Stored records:

★ ★ ★

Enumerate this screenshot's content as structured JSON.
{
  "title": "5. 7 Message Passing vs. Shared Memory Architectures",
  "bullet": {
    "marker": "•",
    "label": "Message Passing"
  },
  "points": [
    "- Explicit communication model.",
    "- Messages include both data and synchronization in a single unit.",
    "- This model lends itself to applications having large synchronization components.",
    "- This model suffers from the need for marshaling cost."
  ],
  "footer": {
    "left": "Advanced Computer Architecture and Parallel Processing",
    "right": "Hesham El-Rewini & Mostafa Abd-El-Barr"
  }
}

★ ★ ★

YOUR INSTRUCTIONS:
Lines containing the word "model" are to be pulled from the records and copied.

RESPONSE:
    "- Explicit communication model.",
    "- This model lends itself to applications having large synchronization components.",
    "- This model suffers from the need for marshaling cost."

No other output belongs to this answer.